- Key priorities include reimbursement for personal connected health approaches and technologies, expansion of telehealth to include remote patient monitoring and use of patient generated data in urban areas, and frameworks and guidelines that advance interoperability and data privacy.
- The alliance said it will use the report to mobilize its membership to work toward these strategic objectives.
Over the past decade, a number of laws such as the HITECH Act and MACRA, have been enacted to increase access and use around digital health technologies. The 21st Century Cures Act, passed late last year, also supports health IT. For example, the law calls for CMS to look into ways to expand use of telehealth to beneficiaries and calls on ONC to create a framework that would enhance interoperability between healthcare entities.
Currently, however, Medicare only reimburses for two-way audiovisual patient-doctor encounters, and only for a subset of patients and providers, the report notes.
As part of its research, the group surveyed members about their priorities for personal connected health policy. The top three concerns were increasing payment for remote patient monitoring, lowering Medicare restrictions on personal connected health tools and promoting interoperability standards.
As more hospitals adopts EHRs and other digital technologies, data sharing offers great opportunities to improve and coordinate care. However, barriers such as proprietary restrictions on data sharing have prevented providers from realizing the full potential of interoperability to date.
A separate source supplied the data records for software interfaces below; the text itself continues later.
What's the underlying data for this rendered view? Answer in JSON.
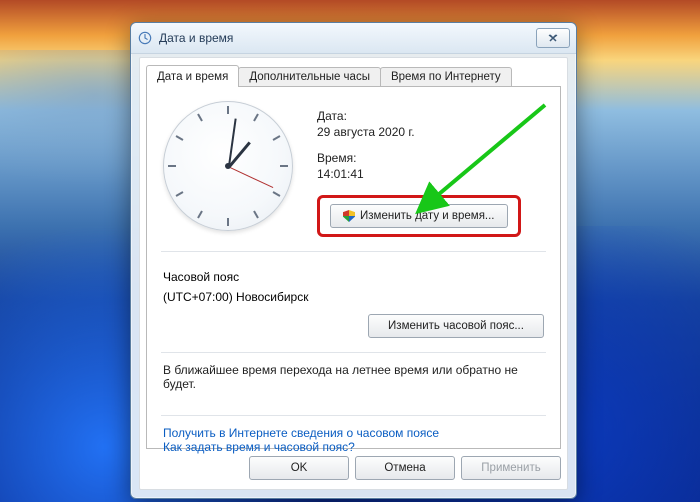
{
  "window": {
    "title": "Дата и время"
  },
  "tabs": {
    "datetime": "Дата и время",
    "additional": "Дополнительные часы",
    "internet": "Время по Интернету"
  },
  "panel": {
    "date_label": "Дата:",
    "date_value": "29 августа 2020 г.",
    "time_label": "Время:",
    "time_value": "14:01:41",
    "change_dt_btn": "Изменить дату и время...",
    "tz_label": "Часовой пояс",
    "tz_value": "(UTC+07:00) Новосибирск",
    "change_tz_btn": "Изменить часовой пояс...",
    "dst_note": "В ближайшее время перехода на летнее время или обратно не будет.",
    "link_tzinfo": "Получить в Интернете сведения о часовом поясе",
    "link_howto": "Как задать время и часовой пояс?"
  },
  "footer": {
    "ok": "OK",
    "cancel": "Отмена",
    "apply": "Применить"
  }
}
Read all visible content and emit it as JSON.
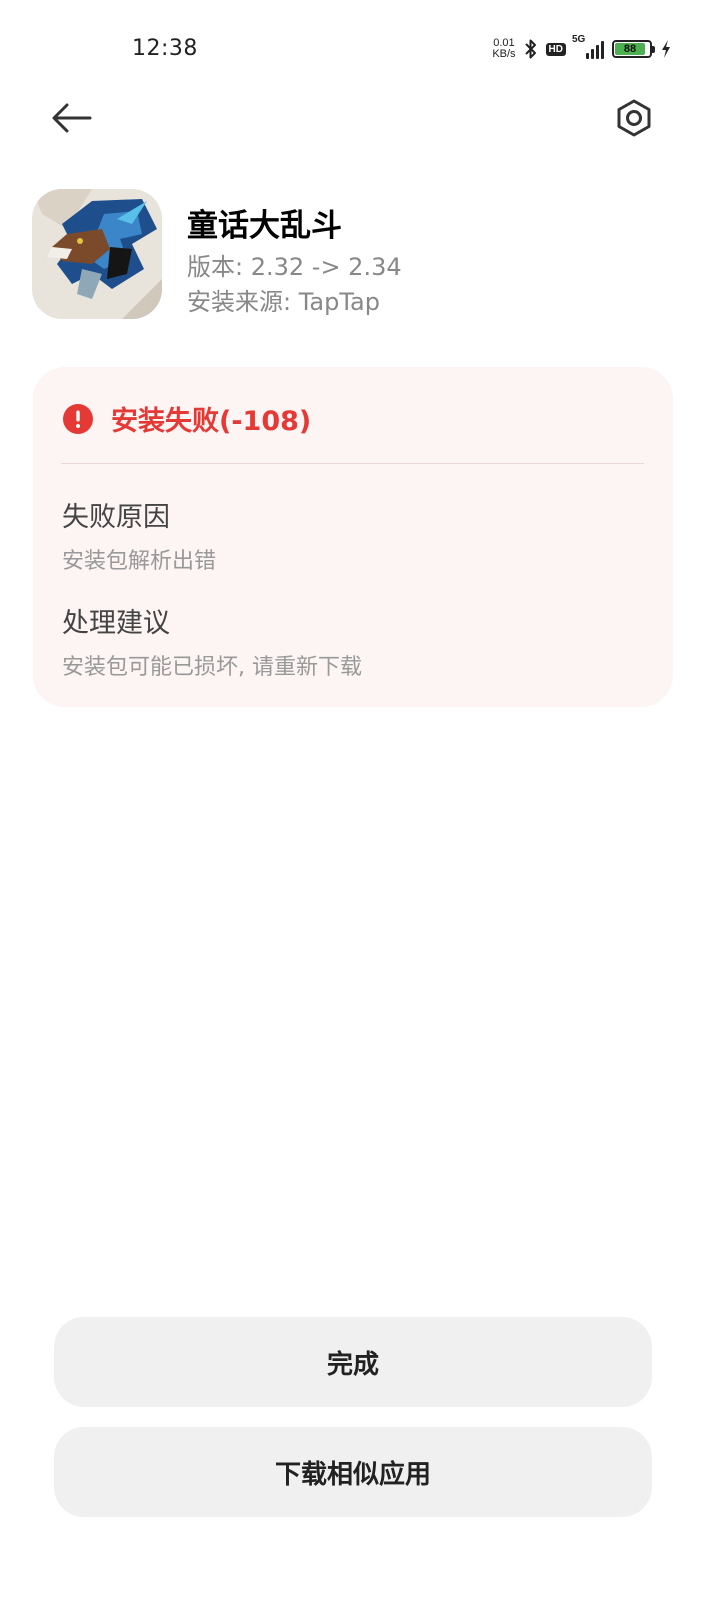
{
  "status_bar": {
    "time": "12:38",
    "net_speed_value": "0.01",
    "net_speed_unit": "KB/s",
    "bluetooth_icon": "bluetooth-icon",
    "hd_label": "HD",
    "network_label": "5G",
    "battery_level": "88",
    "battery_color": "#4caf50",
    "charging_icon": "bolt-icon"
  },
  "header": {
    "back_icon": "arrow-left-icon",
    "settings_icon": "gear-icon"
  },
  "app": {
    "name": "童话大乱斗",
    "version": "版本: 2.32 -> 2.34",
    "source": "安装来源: TapTap"
  },
  "error": {
    "icon": "alert-circle-icon",
    "title": "安装失败(-108)",
    "reason_label": "失败原因",
    "reason_text": "安装包解析出错",
    "suggestion_label": "处理建议",
    "suggestion_text": "安装包可能已损坏, 请重新下载",
    "accent_color": "#e53935"
  },
  "buttons": {
    "done": "完成",
    "download_similar": "下载相似应用"
  }
}
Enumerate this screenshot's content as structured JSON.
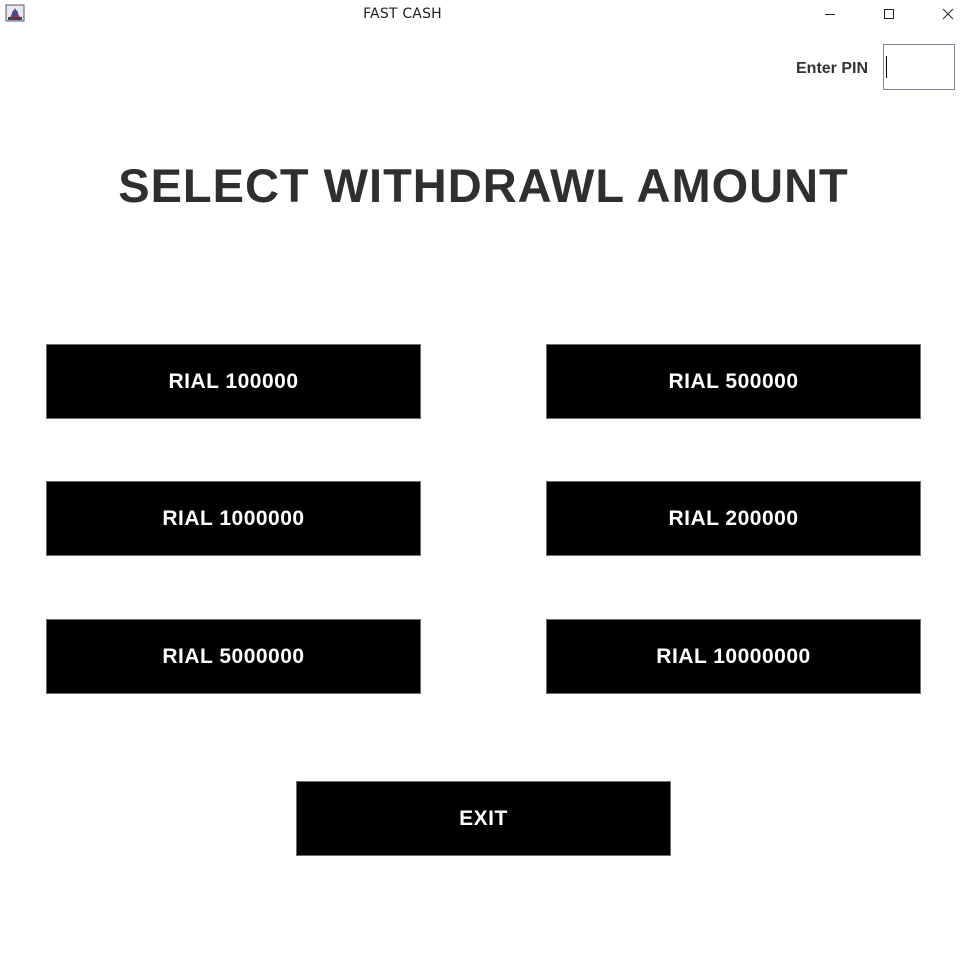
{
  "window": {
    "title": "FAST CASH",
    "controls": {
      "minimize": "minimize-icon",
      "maximize": "maximize-icon",
      "close": "close-icon"
    },
    "app_icon": "java-app-icon"
  },
  "pin": {
    "label": "Enter PIN",
    "value": ""
  },
  "heading": "SELECT WITHDRAWL AMOUNT",
  "amounts": [
    "RIAL 100000",
    "RIAL 500000",
    "RIAL 1000000",
    "RIAL 200000",
    "RIAL 5000000",
    "RIAL 10000000"
  ],
  "exit_label": "EXIT",
  "colors": {
    "button_bg": "#000000",
    "button_text": "#ffffff",
    "heading_text": "#2f2f2f",
    "window_bg": "#ffffff"
  }
}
That is starting to change as EHR vendors adopt open platforms.
Still, the road to interoperability has been slow. A recent analysis in Health Affairs found that while hospitals have made some progress in interoperability, their efforts have focused more on transmission than usability. Just 18.7% of hospitals said they “often” use patient data from outside providers when making patient care decisions.
Last month, the American Medical Association announced a new initiative aimed at improving data sharing and patient care using a shared framework. Initial efforts will focus on costly and burdensome healthcare conditions such as hypertension management and diabetes prevention, the AMA said.
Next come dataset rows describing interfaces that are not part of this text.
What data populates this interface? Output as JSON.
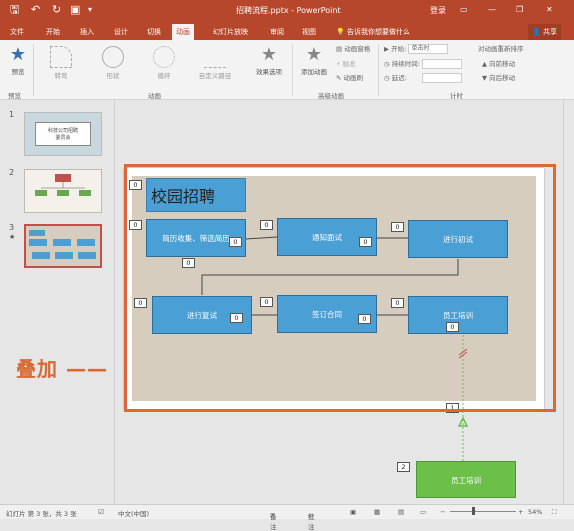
{
  "titlebar": {
    "save_icon": "save-icon",
    "undo_icon": "undo-icon",
    "redo_icon": "redo-icon",
    "present_icon": "present-icon",
    "customize_icon": "chevron-down-icon",
    "title": "招聘流程.pptx - PowerPoint",
    "login": "登录",
    "ribbon_toggle": "ribbon-display-icon",
    "min": "—",
    "restore": "❐",
    "close": "✕"
  },
  "tabs": [
    {
      "label": "文件"
    },
    {
      "label": "开始"
    },
    {
      "label": "插入"
    },
    {
      "label": "设计"
    },
    {
      "label": "切换"
    },
    {
      "label": "动画"
    },
    {
      "label": "幻灯片放映"
    },
    {
      "label": "审阅"
    },
    {
      "label": "视图"
    }
  ],
  "tellme": "告诉我你想要做什么",
  "share": "共享",
  "ribbon": {
    "preview": {
      "label": "预览",
      "group": "预览"
    },
    "animations": [
      {
        "label": "转弯"
      },
      {
        "label": "形状"
      },
      {
        "label": "循环"
      },
      {
        "label": "自定义路径"
      }
    ],
    "animation_group": "动画",
    "effect_options": "效果选项",
    "add_animation": "添加动画",
    "animation_pane": "动画窗格",
    "trigger": "触发",
    "painter": "动画刷",
    "advanced_group": "高级动画",
    "start_label": "开始:",
    "start_value": "单击时",
    "duration_label": "持续时间:",
    "delay_label": "延迟:",
    "reorder_title": "对动画重新排序",
    "move_earlier": "向前移动",
    "move_later": "向后移动",
    "timing_group": "计时"
  },
  "thumbnails": [
    {
      "num": "1",
      "text": "科技公司招聘\n委员会"
    },
    {
      "num": "2",
      "text": ""
    },
    {
      "num": "3",
      "star": "★",
      "text": ""
    }
  ],
  "slide": {
    "title": "校园招聘",
    "boxes": [
      {
        "text": "简历收集、筛选简历"
      },
      {
        "text": "通知面试"
      },
      {
        "text": "进行初试"
      },
      {
        "text": "进行复试"
      },
      {
        "text": "签订合同"
      },
      {
        "text": "员工培训"
      }
    ],
    "tags": [
      "0",
      "0",
      "0",
      "0",
      "0",
      "0",
      "0",
      "0",
      "0",
      "0",
      "0",
      "0",
      "0",
      "1"
    ]
  },
  "offslide": {
    "tag": "2",
    "box_text": "员工培训"
  },
  "overlay_label": "叠加",
  "status": {
    "slide_info": "幻灯片 第 3 张，共 3 张",
    "language": "中文(中国)",
    "notes": "备注",
    "comments": "批注",
    "zoom": "54%"
  }
}
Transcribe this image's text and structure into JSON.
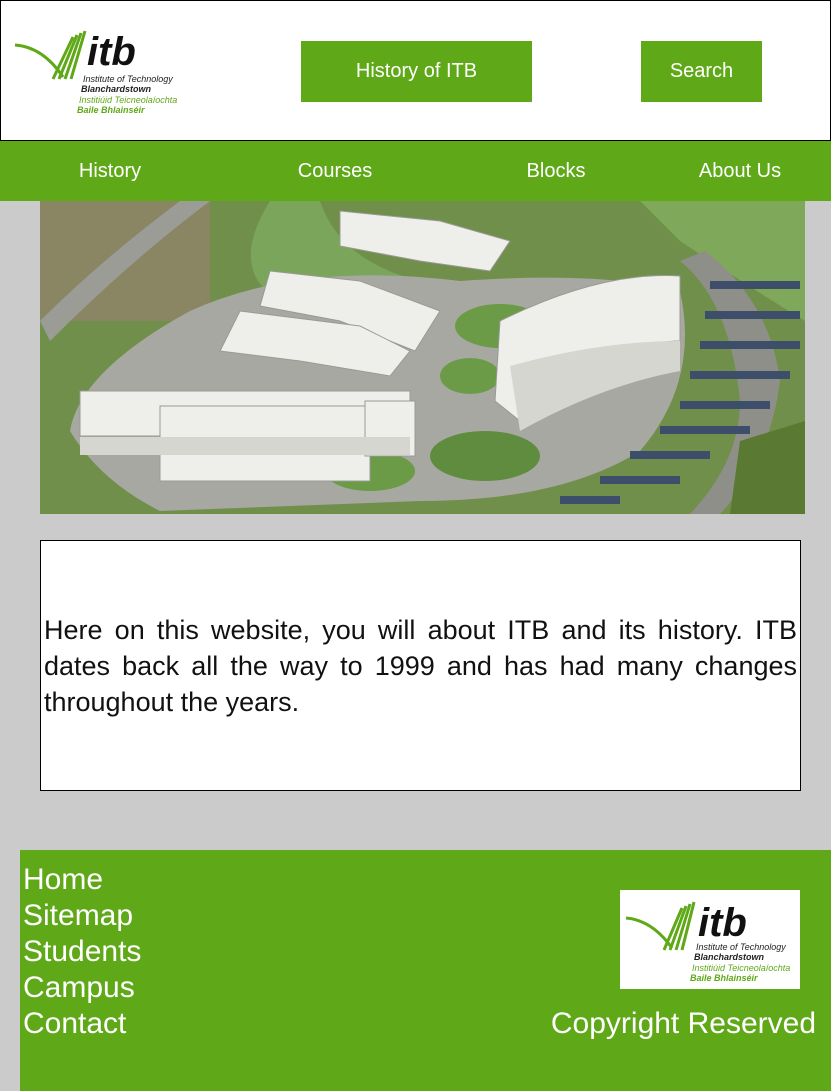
{
  "header": {
    "logo": {
      "wordmark": "itb",
      "line1": "Institute of Technology",
      "line2": "Blanchardstown",
      "line3": "Institiúid Teicneolaíochta",
      "line4": "Baile Bhlainséir"
    },
    "history_button": "History of ITB",
    "search_button": "Search"
  },
  "nav": {
    "items": [
      {
        "label": "History"
      },
      {
        "label": "Courses"
      },
      {
        "label": "Blocks"
      },
      {
        "label": "About Us"
      }
    ]
  },
  "intro": {
    "text": "Here on this website, you will about ITB and its history. ITB dates back all the way to 1999 and has had many changes throughout the years."
  },
  "footer": {
    "links": [
      "Home",
      "Sitemap",
      "Students",
      "Campus",
      "Contact"
    ],
    "copyright": "Copyright Reserved"
  },
  "colors": {
    "brand_green": "#5fa818",
    "page_background": "#cbcbcb"
  }
}
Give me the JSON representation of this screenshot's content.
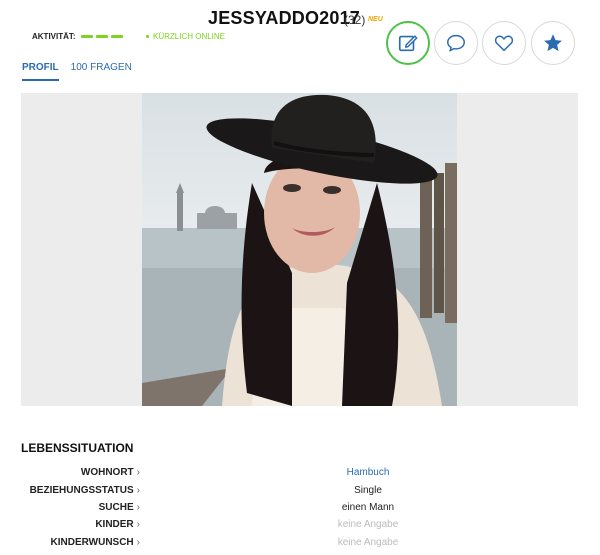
{
  "profile": {
    "username": "JESSYADDO2017",
    "age": "(32)",
    "new_badge": "NEU",
    "activity_label": "AKTIVITÄT:",
    "online_status": "KÜRZLICH ONLINE"
  },
  "actions": [
    {
      "name": "edit-note",
      "icon": "edit-icon",
      "active": true
    },
    {
      "name": "message",
      "icon": "chat-bubble-icon",
      "active": false
    },
    {
      "name": "like",
      "icon": "heart-icon",
      "active": false
    },
    {
      "name": "favorite",
      "icon": "star-icon",
      "active": false
    }
  ],
  "tabs": [
    {
      "label": "PROFIL",
      "active": true
    },
    {
      "label": "100 FRAGEN",
      "active": false
    }
  ],
  "section": {
    "title": "LEBENSSITUATION",
    "rows": [
      {
        "label": "WOHNORT",
        "value": "Hambuch"
      },
      {
        "label": "BEZIEHUNGSSTATUS",
        "value": "Single"
      },
      {
        "label": "SUCHE",
        "value": "einen Mann"
      },
      {
        "label": "KINDER",
        "value": "keine Angabe"
      },
      {
        "label": "KINDERWUNSCH",
        "value": "keine Angabe"
      }
    ]
  },
  "colors": {
    "accent": "#2b6cb0",
    "online": "#7ed321",
    "new_badge": "#f0a500",
    "active_ring": "#4cc24a"
  }
}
To promote interoperability, the PCHA report recommends focusing on large public and private payers and targeting research on its benefits and cost savings to the healthcare system.
“As the biggest player in the US healthcare system, Medicare could make a big push towards interoperability requirements, but the evidence required to convince Congress of the cost and health benefits of connected health interoperability is lacking,” the report says. “Large private insurers could also make great progress in the US healthcare system by taking the initiative on adoption of interoperable standards."
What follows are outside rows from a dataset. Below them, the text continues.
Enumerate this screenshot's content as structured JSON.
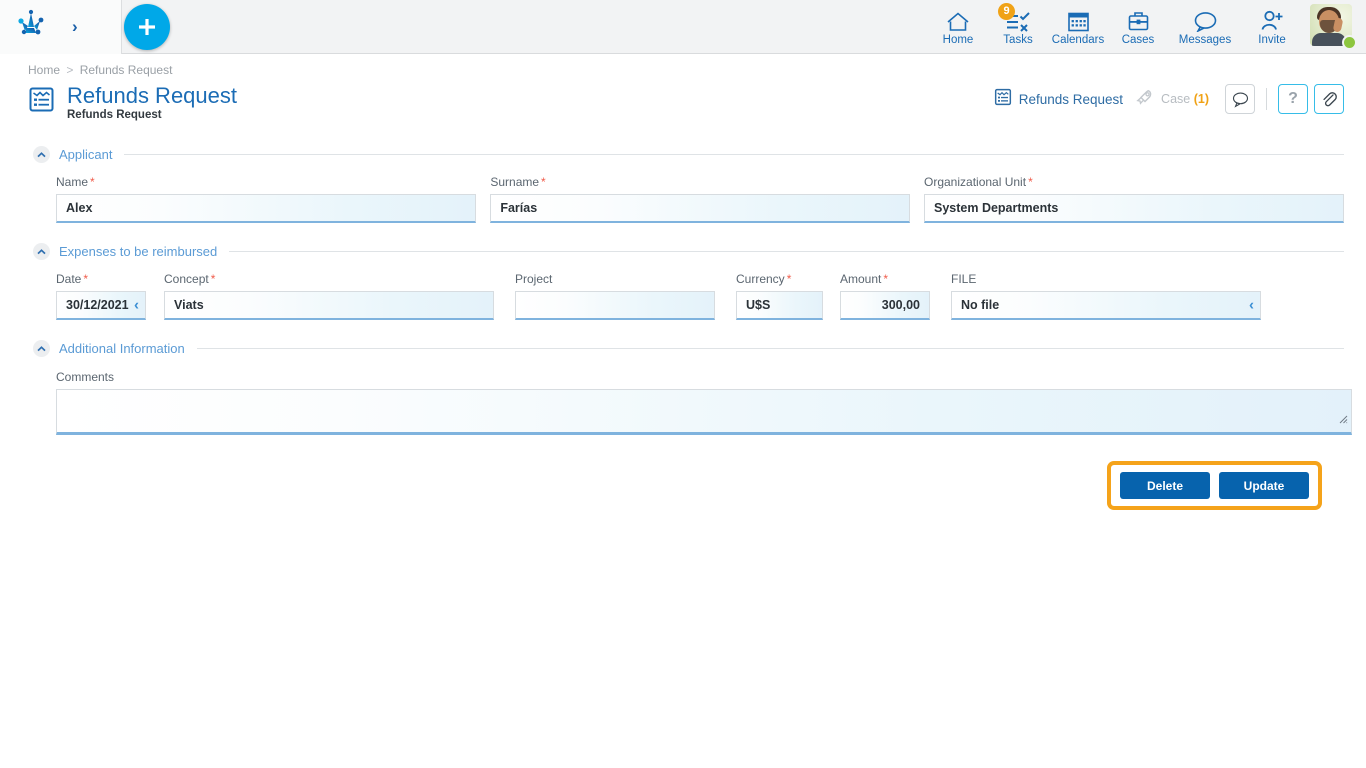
{
  "topbar": {
    "logo_icon": "bizagi-node-logo",
    "expand_icon": "chevron-right-icon",
    "create_button": {
      "icon": "plus-icon",
      "label": ""
    },
    "nav_items": [
      {
        "label": "Home",
        "icon": "home-icon",
        "badge": ""
      },
      {
        "label": "Tasks",
        "icon": "tasks-checklist-icon",
        "badge": "9"
      },
      {
        "label": "Calendars",
        "icon": "calendar-icon",
        "badge": ""
      },
      {
        "label": "Cases",
        "icon": "briefcase-icon",
        "badge": ""
      },
      {
        "label": "Messages",
        "icon": "message-bubble-icon",
        "badge": ""
      },
      {
        "label": "Invite",
        "icon": "user-add-icon",
        "badge": ""
      }
    ],
    "avatar": {
      "icon": "user-avatar",
      "status": "online"
    }
  },
  "breadcrumb": {
    "home": "Home",
    "separator": ">",
    "current": "Refunds Request"
  },
  "page_header": {
    "icon": "form-document-icon",
    "title": "Refunds Request",
    "subtitle": "Refunds Request",
    "tag": {
      "icon": "form-document-icon",
      "label": "Refunds Request"
    },
    "case": {
      "icon": "rocket-icon",
      "label": "Case",
      "count": "(1)"
    },
    "actions": [
      {
        "name": "comments-button",
        "icon": "message-bubble-icon"
      },
      {
        "name": "help-button",
        "icon": "question-mark-icon"
      },
      {
        "name": "attachments-button",
        "icon": "paperclip-icon"
      }
    ]
  },
  "sections": {
    "applicant": {
      "title": "Applicant",
      "collapse_icon": "chevron-up-icon",
      "fields": {
        "name": {
          "label": "Name",
          "required": "*",
          "value": "Alex",
          "placeholder": ""
        },
        "surname": {
          "label": "Surname",
          "required": "*",
          "value": "Farías",
          "placeholder": ""
        },
        "org_unit": {
          "label": "Organizational Unit",
          "required": "*",
          "value": "System Departments",
          "placeholder": ""
        }
      }
    },
    "expenses": {
      "title": "Expenses to be reimbursed",
      "collapse_icon": "chevron-up-icon",
      "fields": {
        "date": {
          "label": "Date",
          "required": "*",
          "value": "30/12/2021",
          "placeholder": "",
          "icon": "calendar-chevron-icon"
        },
        "concept": {
          "label": "Concept",
          "required": "*",
          "value": "Viats",
          "placeholder": ""
        },
        "project": {
          "label": "Project",
          "required": "",
          "value": "",
          "placeholder": ""
        },
        "currency": {
          "label": "Currency",
          "required": "*",
          "value": "U$S",
          "placeholder": ""
        },
        "amount": {
          "label": "Amount",
          "required": "*",
          "value": "300,00",
          "placeholder": ""
        },
        "file": {
          "label": "FILE",
          "required": "",
          "value": "No file",
          "placeholder": "",
          "icon": "file-chevron-icon"
        }
      }
    },
    "additional": {
      "title": "Additional Information",
      "collapse_icon": "chevron-up-icon",
      "fields": {
        "comments": {
          "label": "Comments",
          "required": "",
          "value": "",
          "placeholder": ""
        }
      }
    }
  },
  "footer_actions": {
    "delete_label": "Delete",
    "update_label": "Update",
    "highlight_color": "#f5a31a",
    "button_color": "#0763ad"
  },
  "colors": {
    "accent_blue": "#1b6cb5",
    "cyan": "#00a8e8",
    "orange": "#f0a216",
    "required_red": "#f05c4b",
    "section_title": "#5b9bd5"
  }
}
There are bipartisan efforts in Congress to boost digital health. Recent legislative proposals would broaden telestroke coverage for Medicare recipients, expand telehealth access to beneficiaries with chronic conditions and increase use of remote patient monitoring. In its 2018 Physician Fee Schedule final rule, CMS also took steps to advance telehealth use by unbundling certain reimbursement codes and requesting input on remote patient monitoring.